|Video Release:||19 Apr 2011|
|See Canadian Ratings|
|How We Determine Our Grades|
It is hard to know exactly how you would react to the death of a child unless it happened to you. For Becca and Howie Corbett (Nicole Kidman and Aaron Eckhart), the reality of that trial has hit them head on. Some people in the Corbett’s bereavement support group turn to their religious beliefs for comfort. Others find strength in being part of a unit with a shared history. But Becca can’t find any peace and she isnt about to let others find it either. Refusing any intimate gestures from her husband, invitations from the neighbors, or comforting words from her mother (Dianne Wiest) and sister (Tammy Blanchard), Becca prefers to be alone in her garden. However her mourning isn’t always private. Lashing out at a grieving couple in a weekly support meeting, she mocks their belief in God and stuns the other brokenhearted parents in the room with her outburst.
Unfortunately the eruption also upsets Howie who is trying to put his life back together by resuming the daily activities he enjoyed before the event.

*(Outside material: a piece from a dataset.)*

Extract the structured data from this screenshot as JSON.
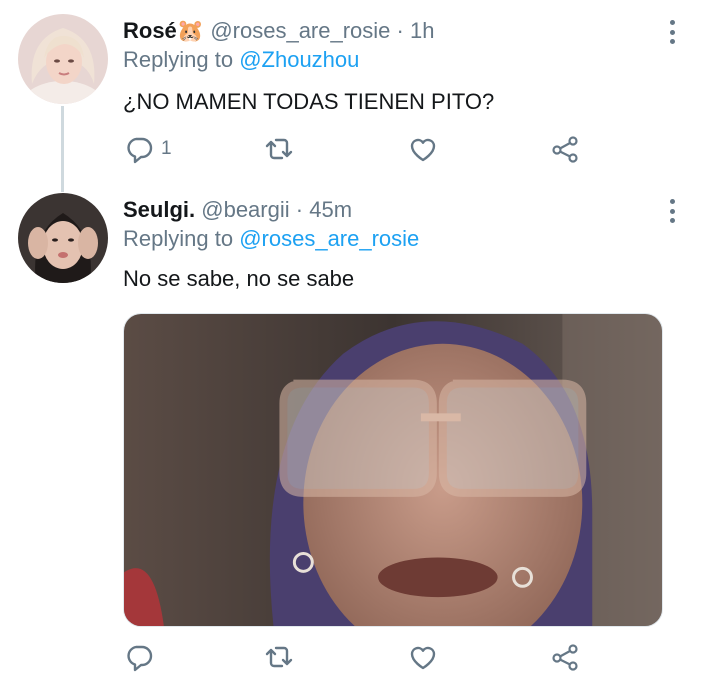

Although he watches videos of their laughing child by himself in the quiet hours of the night, during the day he reaches out to friends and coworkers.
However as days and weeks turn to months, the gulf grows between the couple and their inability to comfort one another slowly drains the life out of their marriage. Each of them looks for solace on their own. Becca begins a relationship with a reserved teenaged boy (Miles Teller). She meets him in the park to talk after school. Howie turns to Gaby (Sandra Oh), a woman from their support group that he starts to smoke pot with. But even these outlets don’t fill the void left by Danny’s (Phoenix List) death.
Based on a play by David Lindsay-Abaire, this script adapts well to the big screen. Both Kidman and Eckhart put in strong performances as individuals who are grasping to find meaning in their disrupted lives. Faced with difficult choices, they flounder and flail to get a finger hold on their new reality. Their choices, combined with other mature themes in the movie, will make this story an unlikely option for children and many teens. Frequent profanities, including the single use of a strong sexual expletive, grief-driven disparaging religious comments and the portrayal of illegal drug use, may also be problematic for some viewers.
Still the film captures the emotional, as well as physical, pain endured by this pair as they clean out their son’s bedroom, pack up his clothes and put away the little reminders of him that linger like a shadow around the house. Yet this decent into the unknown darkness of grief offers a glimmer of hope for viewers as this couple struggles to find forgiveness, acceptance and hope for their future.
Rabbit Hole is rated PG-13: for mature thematic material, some drug use and language.
Director: John Cameron Mitchell
Cast: Nicole Kidman, Aaron Eckhart, Dianne Wiest
Studio: 2010 Lionsgate
Website: Official site for Rabbit Hole.